My youngest daughter was in Elliot’s AWANA group, and she quickly developed a close bond with him. She even invited him to her tenth birthday party.

Besides seeing him at church, we would see him every year at the Harvest Festival at the Farmer’s Museum in Cooperstown, NY.  My children would grow plants to display as 4-H projects, and Elliot and his daughter would set up a display of  their maple products.

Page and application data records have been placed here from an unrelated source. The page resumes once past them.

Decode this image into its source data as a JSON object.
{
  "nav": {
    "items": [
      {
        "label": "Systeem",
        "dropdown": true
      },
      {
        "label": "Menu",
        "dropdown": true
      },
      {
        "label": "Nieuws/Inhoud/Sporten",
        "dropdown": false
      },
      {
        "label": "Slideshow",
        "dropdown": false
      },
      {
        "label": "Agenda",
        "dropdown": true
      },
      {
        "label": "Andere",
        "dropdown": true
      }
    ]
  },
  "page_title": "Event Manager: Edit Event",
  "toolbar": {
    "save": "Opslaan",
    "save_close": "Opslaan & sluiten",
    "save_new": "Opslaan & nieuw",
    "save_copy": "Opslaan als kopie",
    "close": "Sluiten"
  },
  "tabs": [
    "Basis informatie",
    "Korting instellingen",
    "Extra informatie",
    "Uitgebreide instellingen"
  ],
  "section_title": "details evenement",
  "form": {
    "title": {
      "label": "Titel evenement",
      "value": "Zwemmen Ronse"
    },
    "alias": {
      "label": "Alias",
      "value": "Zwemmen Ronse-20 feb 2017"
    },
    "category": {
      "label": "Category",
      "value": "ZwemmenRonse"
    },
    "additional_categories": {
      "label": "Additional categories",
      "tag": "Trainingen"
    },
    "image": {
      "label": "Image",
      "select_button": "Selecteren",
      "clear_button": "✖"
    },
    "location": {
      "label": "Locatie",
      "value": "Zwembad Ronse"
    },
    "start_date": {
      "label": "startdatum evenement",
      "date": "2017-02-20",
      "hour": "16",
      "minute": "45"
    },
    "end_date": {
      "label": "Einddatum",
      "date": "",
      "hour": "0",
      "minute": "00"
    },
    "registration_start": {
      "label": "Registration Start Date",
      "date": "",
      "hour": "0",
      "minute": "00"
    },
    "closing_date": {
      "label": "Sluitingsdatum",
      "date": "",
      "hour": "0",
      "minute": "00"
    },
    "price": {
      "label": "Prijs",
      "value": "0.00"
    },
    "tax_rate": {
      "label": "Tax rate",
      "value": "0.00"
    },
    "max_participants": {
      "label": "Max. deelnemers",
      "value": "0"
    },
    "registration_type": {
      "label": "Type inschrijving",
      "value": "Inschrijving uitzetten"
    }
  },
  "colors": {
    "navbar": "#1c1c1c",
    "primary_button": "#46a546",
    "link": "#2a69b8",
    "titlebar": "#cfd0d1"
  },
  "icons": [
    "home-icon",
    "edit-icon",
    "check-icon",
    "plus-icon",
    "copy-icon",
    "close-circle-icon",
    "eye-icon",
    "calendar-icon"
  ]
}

We would stop at their booth to buy maple candy and honey sticks, and Elliot would always throw in a few extra.

During these years, Elliot struggled with two other losses.  He lost a precious grandchild to cancer, and then his own beloved wife, Luella, went home to be with Jesus after her own long battle with cancer.

“God takes you through the trials.  You don’t even think about it,” Elliot said.

Two years ago, Elliot suffered another great loss due to fire.  This time it was his sap house that burned. Many people reached out to him at the time.  Most noteworthy to him was a gift of $100 he received from a teenager who had been in his AWANA club when she was younger.  He knew that that amount of money represented a month’s worth of wages for her.

The Brodies were able to rebuild, but they had to scale down. A friend from the community has been boiling down their sap for them which has helped  them to stay in business.

“Some people are just nice,” Elliot said.

Elliot’s greatest struggle has been in the last few months when his health has declined to the point that he can no longer drive and can barely walk. At the age of 96, he finally had to give up his work with the youth group. “I miss the kids so much,” he said, “Once in a while I will hear from one of them, even from some that I worked with many years ago.  I just love that!”

As you enjoy the last few days of winter (or endure them, depending on your perspective) please look around you and reach out to the beautiful people God has put in your path who are in the winter season of their lives.  Let them know you see them as the strong, victorious survivors that they are.

 

*Not familiar with AWANA?  visit their website at  https://www.awana.org/about/